The exterior was created by the young designer Christopher Weil and it includes the body surfacing and design elements which will be seen in the next-generation 5 Series due out in 2010. Some minor design cues were imported from the CS Concept into the 5GT, as seen by the shape of the headlamps and the very aggressive front-end. The front-grill is smaller than the one found on the new 7, but far more sportier.
The hood with the two creases ending above the headlights and into the kidneys, remind us of the new Z4, and it clearly indicates a trend that we will see in other future models as well.
All four doors are frameless which in my opinion it gives the car a cleaner look and in the same time, it shaves some pounds of the overall weight.
At the rear, the styling appears to be similar to the X6, with a “coupeish” roofline, but quite significant higher which gives more headroom in back. The biggest exterior design innovation is the two-mode hatch opening mechanism. A regular mode where the entire rear trunk frame lifts up, allowing for more than needed cargo entry and a second mode, where only the hinged top part of the trunk is being lifted , allowing for quick access to the trunk.
The L-Shape taillights blend in with the semi-sporty rear and in my opinion, they’re just perfect for this design approach. Not surprising to see the square exhaust pipes, similar to the ones on the 7 Series.
This is the area that the BMW 5 Series GT shines. The 7 Series was the first vehicle launched by BMW in a while that brought back the interior design quality expected by its fans, followed shortly by the BMW Z4 and now, the 5er GT. It was designed by Oliver Heilner with luxury and comfort in mind. “We wanted a car you could enter without difficulty and feel comfortable in over long journeys.”
The concept is a four-seater, but the production model will have five, losing the center console in the rear. The displays and controls are grouped according to their functions. The instrument panel enhances the very good visibility provided by the high seating position. The colors and materials for the interior design give the impression of total luxury, spaciousness, in my opinion, a very elegant approach which sends the right message to its potential buyers.
The impression of luxury is further enhanced by the ceramic elements integrated within the solid wood trim.
The panoramic sunroof comes to complete this image.
Engines and technical details
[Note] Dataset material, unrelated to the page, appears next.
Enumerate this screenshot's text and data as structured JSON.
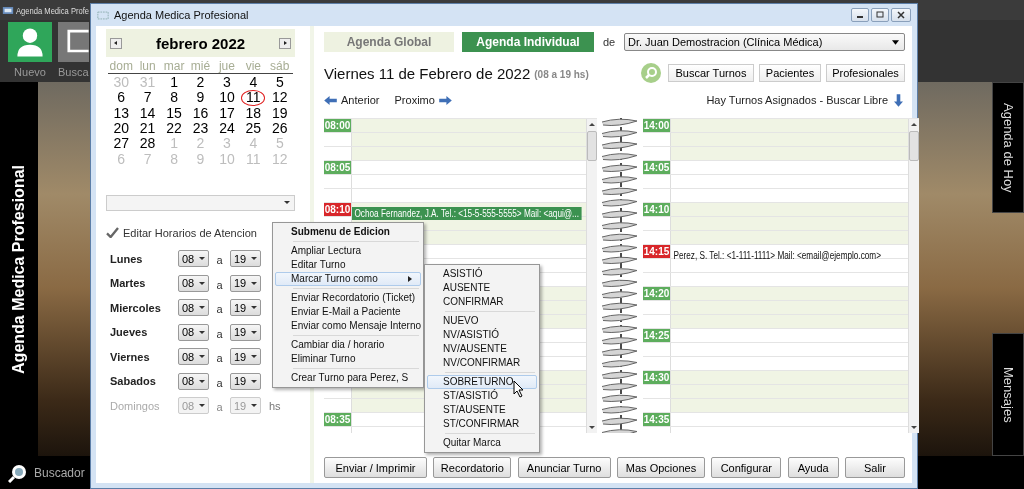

The initial BMW 5 Series GT will be powered by six cylinder engines, the 272 horsepower naturally aspirated motor or the 326 horsepower updated 3.0 liter twin-turbo engine from the 7 Series.
BMW plans to follow up with the impressive 407 horsepower 4.4 liter V8 and also two diesel choices: a turbocharged 232 horsepower engine and 282 horsepower 3.0 liter twin-turbo. Transmission will be available in both manual and the new ZF eight-speed automatic. The Active Damping control will be standard. We also expect the 7 Series’ four-steering wheel option sometimes in the near future.
Since BMW is all about EfficientDynamic these days, expect to see features like start/stop technology, KERS and BMW’s new thermal-electric generator technology.
In conclusion, BMW makes the right move by targeting a specific set of customers, as described above, and I believe the car will fit perfect and do well in its niche. As a young professional, I am more inclined to purchase a different BMW, most likely a far more sportier and “younger” car e.g 335i, M3, etc..
But as some of you might expect an overall rating, I will say that the BMW 5 Series GT turned out to be a better looking car that many expected and even though it was received with a fair amount of criticism, it will grow on people after things settle and everyone gets a chance to see it or drive it.
From a neutral point of view and leaving my personal preferences aside, I would say the 5er GT gets a 7 out of 10 from me.
Photo Gallery BMW 5 Series GT Geneva Motor Show
Photo Gallery BMW 5 Series GT
BMW 5 Series GT Photo Gallery (Source: Automarket.ro ]